-- THE DATA --
^^^^^^^^

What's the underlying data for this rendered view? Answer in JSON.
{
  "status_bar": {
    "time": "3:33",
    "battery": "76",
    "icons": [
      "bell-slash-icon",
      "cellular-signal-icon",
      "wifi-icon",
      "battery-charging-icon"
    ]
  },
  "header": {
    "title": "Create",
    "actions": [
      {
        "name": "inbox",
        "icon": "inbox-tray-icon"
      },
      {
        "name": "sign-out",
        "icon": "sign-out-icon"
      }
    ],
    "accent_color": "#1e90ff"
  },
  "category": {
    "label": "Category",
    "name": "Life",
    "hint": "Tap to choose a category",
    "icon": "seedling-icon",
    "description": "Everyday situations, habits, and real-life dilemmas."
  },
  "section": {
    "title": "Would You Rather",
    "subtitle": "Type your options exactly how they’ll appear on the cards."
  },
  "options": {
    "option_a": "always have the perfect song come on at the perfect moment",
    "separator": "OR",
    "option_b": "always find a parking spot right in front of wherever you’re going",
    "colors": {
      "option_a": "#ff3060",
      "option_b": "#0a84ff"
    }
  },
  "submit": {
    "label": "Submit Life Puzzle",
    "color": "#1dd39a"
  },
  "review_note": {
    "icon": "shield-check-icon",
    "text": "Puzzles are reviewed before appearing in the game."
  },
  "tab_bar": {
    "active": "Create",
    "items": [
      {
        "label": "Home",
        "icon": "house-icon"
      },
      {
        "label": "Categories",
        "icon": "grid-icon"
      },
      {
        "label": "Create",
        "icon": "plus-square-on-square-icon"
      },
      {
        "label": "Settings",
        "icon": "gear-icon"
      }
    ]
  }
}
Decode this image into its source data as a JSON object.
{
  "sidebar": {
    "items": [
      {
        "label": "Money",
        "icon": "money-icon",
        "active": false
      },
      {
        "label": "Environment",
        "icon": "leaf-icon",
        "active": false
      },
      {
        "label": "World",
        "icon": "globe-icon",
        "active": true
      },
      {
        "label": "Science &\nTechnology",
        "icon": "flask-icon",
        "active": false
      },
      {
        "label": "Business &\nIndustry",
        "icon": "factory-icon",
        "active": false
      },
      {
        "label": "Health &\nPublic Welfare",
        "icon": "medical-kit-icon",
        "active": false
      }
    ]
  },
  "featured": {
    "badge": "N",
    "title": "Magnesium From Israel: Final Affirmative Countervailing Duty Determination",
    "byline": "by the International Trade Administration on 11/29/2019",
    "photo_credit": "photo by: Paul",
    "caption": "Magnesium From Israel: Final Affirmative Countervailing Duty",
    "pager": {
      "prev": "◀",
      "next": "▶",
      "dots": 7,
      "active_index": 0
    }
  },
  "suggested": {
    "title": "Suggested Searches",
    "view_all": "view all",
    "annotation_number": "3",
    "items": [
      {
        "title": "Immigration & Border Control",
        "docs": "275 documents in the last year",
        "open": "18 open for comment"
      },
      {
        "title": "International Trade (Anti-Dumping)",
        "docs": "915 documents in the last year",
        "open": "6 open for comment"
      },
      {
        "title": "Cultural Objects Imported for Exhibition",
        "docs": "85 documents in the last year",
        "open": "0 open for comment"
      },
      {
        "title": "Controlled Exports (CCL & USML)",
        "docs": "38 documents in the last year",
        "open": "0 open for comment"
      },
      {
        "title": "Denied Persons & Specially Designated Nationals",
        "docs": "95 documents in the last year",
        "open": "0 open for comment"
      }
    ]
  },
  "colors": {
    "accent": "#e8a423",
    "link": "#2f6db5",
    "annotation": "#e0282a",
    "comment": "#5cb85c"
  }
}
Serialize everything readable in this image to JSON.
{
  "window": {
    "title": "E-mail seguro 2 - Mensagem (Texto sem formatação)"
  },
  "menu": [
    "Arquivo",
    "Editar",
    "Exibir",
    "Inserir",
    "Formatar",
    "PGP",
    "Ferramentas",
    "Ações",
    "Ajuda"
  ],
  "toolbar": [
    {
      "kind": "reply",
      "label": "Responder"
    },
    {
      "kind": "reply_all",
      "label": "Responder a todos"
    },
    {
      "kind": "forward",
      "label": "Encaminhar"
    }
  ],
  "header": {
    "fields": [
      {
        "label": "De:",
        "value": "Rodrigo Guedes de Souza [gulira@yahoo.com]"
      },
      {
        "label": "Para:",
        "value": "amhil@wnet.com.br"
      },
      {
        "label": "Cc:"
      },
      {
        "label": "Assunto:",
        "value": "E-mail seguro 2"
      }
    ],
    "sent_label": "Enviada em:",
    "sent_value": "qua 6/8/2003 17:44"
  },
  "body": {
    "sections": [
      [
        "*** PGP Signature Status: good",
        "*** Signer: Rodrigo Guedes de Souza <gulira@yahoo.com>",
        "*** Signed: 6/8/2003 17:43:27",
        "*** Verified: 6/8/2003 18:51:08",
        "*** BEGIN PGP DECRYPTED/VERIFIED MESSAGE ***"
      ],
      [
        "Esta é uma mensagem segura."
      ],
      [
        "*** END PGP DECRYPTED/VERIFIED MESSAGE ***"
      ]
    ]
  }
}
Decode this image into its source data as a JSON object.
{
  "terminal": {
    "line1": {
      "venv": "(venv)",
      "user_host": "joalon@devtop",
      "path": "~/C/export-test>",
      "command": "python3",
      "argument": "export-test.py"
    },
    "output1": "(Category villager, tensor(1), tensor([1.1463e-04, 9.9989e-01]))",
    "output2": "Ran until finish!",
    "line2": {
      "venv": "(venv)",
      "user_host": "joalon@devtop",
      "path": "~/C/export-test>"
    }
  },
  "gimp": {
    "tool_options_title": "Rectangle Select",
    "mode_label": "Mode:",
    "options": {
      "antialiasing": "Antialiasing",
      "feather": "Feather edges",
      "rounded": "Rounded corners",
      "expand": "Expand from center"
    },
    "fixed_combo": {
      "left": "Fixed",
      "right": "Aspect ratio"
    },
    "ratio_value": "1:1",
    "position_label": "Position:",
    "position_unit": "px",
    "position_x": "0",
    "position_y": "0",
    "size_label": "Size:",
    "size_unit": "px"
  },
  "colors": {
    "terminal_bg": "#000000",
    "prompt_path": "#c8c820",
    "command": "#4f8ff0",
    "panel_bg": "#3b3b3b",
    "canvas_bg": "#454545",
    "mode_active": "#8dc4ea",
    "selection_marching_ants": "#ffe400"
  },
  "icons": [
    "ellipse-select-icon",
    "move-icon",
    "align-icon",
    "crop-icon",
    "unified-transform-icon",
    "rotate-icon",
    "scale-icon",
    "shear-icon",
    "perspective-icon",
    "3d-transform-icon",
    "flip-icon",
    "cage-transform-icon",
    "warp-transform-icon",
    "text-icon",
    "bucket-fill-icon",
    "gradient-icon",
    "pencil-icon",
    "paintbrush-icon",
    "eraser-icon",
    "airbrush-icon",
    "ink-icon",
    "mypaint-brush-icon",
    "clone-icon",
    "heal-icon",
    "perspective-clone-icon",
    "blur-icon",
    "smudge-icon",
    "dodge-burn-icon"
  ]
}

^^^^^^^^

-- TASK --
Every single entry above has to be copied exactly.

-- RESULT FOR THIS TASK --
What's the underlying data for this rendered view? Answer in JSON.
{
  "status_bar": {
    "time": "3:33",
    "battery": "76",
    "icons": [
      "bell-slash-icon",
      "cellular-signal-icon",
      "wifi-icon",
      "battery-charging-icon"
    ]
  },
  "header": {
    "title": "Create",
    "actions": [
      {
        "name": "inbox",
        "icon": "inbox-tray-icon"
      },
      {
        "name": "sign-out",
        "icon": "sign-out-icon"
      }
    ],
    "accent_color": "#1e90ff"
  },
  "category": {
    "label": "Category",
    "name": "Life",
    "hint": "Tap to choose a category",
    "icon": "seedling-icon",
    "description": "Everyday situations, habits, and real-life dilemmas."
  },
  "section": {
    "title": "Would You Rather",
    "subtitle": "Type your options exactly how they’ll appear on the cards."
  },
  "options": {
    "option_a": "always have the perfect song come on at the perfect moment",
    "separator": "OR",
    "option_b": "always find a parking spot right in front of wherever you’re going",
    "colors": {
      "option_a": "#ff3060",
      "option_b": "#0a84ff"
    }
  },
  "submit": {
    "label": "Submit Life Puzzle",
    "color": "#1dd39a"
  },
  "review_note": {
    "icon": "shield-check-icon",
    "text": "Puzzles are reviewed before appearing in the game."
  },
  "tab_bar": {
    "active": "Create",
    "items": [
      {
        "label": "Home",
        "icon": "house-icon"
      },
      {
        "label": "Categories",
        "icon": "grid-icon"
      },
      {
        "label": "Create",
        "icon": "plus-square-on-square-icon"
      },
      {
        "label": "Settings",
        "icon": "gear-icon"
      }
    ]
  }
}
Decode this image into its source data as a JSON object.
{
  "sidebar": {
    "items": [
      {
        "label": "Money",
        "icon": "money-icon",
        "active": false
      },
      {
        "label": "Environment",
        "icon": "leaf-icon",
        "active": false
      },
      {
        "label": "World",
        "icon": "globe-icon",
        "active": true
      },
      {
        "label": "Science &\nTechnology",
        "icon": "flask-icon",
        "active": false
      },
      {
        "label": "Business &\nIndustry",
        "icon": "factory-icon",
        "active": false
      },
      {
        "label": "Health &\nPublic Welfare",
        "icon": "medical-kit-icon",
        "active": false
      }
    ]
  },
  "featured": {
    "badge": "N",
    "title": "Magnesium From Israel: Final Affirmative Countervailing Duty Determination",
    "byline": "by the International Trade Administration on 11/29/2019",
    "photo_credit": "photo by: Paul",
    "caption": "Magnesium From Israel: Final Affirmative Countervailing Duty",
    "pager": {
      "prev": "◀",
      "next": "▶",
      "dots": 7,
      "active_index": 0
    }
  },
  "suggested": {
    "title": "Suggested Searches",
    "view_all": "view all",
    "annotation_number": "3",
    "items": [
      {
        "title": "Immigration & Border Control",
        "docs": "275 documents in the last year",
        "open": "18 open for comment"
      },
      {
        "title": "International Trade (Anti-Dumping)",
        "docs": "915 documents in the last year",
        "open": "6 open for comment"
      },
      {
        "title": "Cultural Objects Imported for Exhibition",
        "docs": "85 documents in the last year",
        "open": "0 open for comment"
      },
      {
        "title": "Controlled Exports (CCL & USML)",
        "docs": "38 documents in the last year",
        "open": "0 open for comment"
      },
      {
        "title": "Denied Persons & Specially Designated Nationals",
        "docs": "95 documents in the last year",
        "open": "0 open for comment"
      }
    ]
  },
  "colors": {
    "accent": "#e8a423",
    "link": "#2f6db5",
    "annotation": "#e0282a",
    "comment": "#5cb85c"
  }
}
Serialize everything readable in this image to JSON.
{
  "window": {
    "title": "E-mail seguro 2 - Mensagem (Texto sem formatação)"
  },
  "menu": [
    "Arquivo",
    "Editar",
    "Exibir",
    "Inserir",
    "Formatar",
    "PGP",
    "Ferramentas",
    "Ações",
    "Ajuda"
  ],
  "toolbar": [
    {
      "kind": "reply",
      "label": "Responder"
    },
    {
      "kind": "reply_all",
      "label": "Responder a todos"
    },
    {
      "kind": "forward",
      "label": "Encaminhar"
    }
  ],
  "header": {
    "fields": [
      {
        "label": "De:",
        "value": "Rodrigo Guedes de Souza [gulira@yahoo.com]"
      },
      {
        "label": "Para:",
        "value": "amhil@wnet.com.br"
      },
      {
        "label": "Cc:"
      },
      {
        "label": "Assunto:",
        "value": "E-mail seguro 2"
      }
    ],
    "sent_label": "Enviada em:",
    "sent_value": "qua 6/8/2003 17:44"
  },
  "body": {
    "sections": [
      [
        "*** PGP Signature Status: good",
        "*** Signer: Rodrigo Guedes de Souza <gulira@yahoo.com>",
        "*** Signed: 6/8/2003 17:43:27",
        "*** Verified: 6/8/2003 18:51:08",
        "*** BEGIN PGP DECRYPTED/VERIFIED MESSAGE ***"
      ],
      [
        "Esta é uma mensagem segura."
      ],
      [
        "*** END PGP DECRYPTED/VERIFIED MESSAGE ***"
      ]
    ]
  }
}
Decode this image into its source data as a JSON object.
{
  "terminal": {
    "line1": {
      "venv": "(venv)",
      "user_host": "joalon@devtop",
      "path": "~/C/export-test>",
      "command": "python3",
      "argument": "export-test.py"
    },
    "output1": "(Category villager, tensor(1), tensor([1.1463e-04, 9.9989e-01]))",
    "output2": "Ran until finish!",
    "line2": {
      "venv": "(venv)",
      "user_host": "joalon@devtop",
      "path": "~/C/export-test>"
    }
  },
  "gimp": {
    "tool_options_title": "Rectangle Select",
    "mode_label": "Mode:",
    "options": {
      "antialiasing": "Antialiasing",
      "feather": "Feather edges",
      "rounded": "Rounded corners",
      "expand": "Expand from center"
    },
    "fixed_combo": {
      "left": "Fixed",
      "right": "Aspect ratio"
    },
    "ratio_value": "1:1",
    "position_label": "Position:",
    "position_unit": "px",
    "position_x": "0",
    "position_y": "0",
    "size_label": "Size:",
    "size_unit": "px"
  },
  "colors": {
    "terminal_bg": "#000000",
    "prompt_path": "#c8c820",
    "command": "#4f8ff0",
    "panel_bg": "#3b3b3b",
    "canvas_bg": "#454545",
    "mode_active": "#8dc4ea",
    "selection_marching_ants": "#ffe400"
  },
  "icons": [
    "ellipse-select-icon",
    "move-icon",
    "align-icon",
    "crop-icon",
    "unified-transform-icon",
    "rotate-icon",
    "scale-icon",
    "shear-icon",
    "perspective-icon",
    "3d-transform-icon",
    "flip-icon",
    "cage-transform-icon",
    "warp-transform-icon",
    "text-icon",
    "bucket-fill-icon",
    "gradient-icon",
    "pencil-icon",
    "paintbrush-icon",
    "eraser-icon",
    "airbrush-icon",
    "ink-icon",
    "mypaint-brush-icon",
    "clone-icon",
    "heal-icon",
    "perspective-clone-icon",
    "blur-icon",
    "smudge-icon",
    "dodge-burn-icon"
  ]
}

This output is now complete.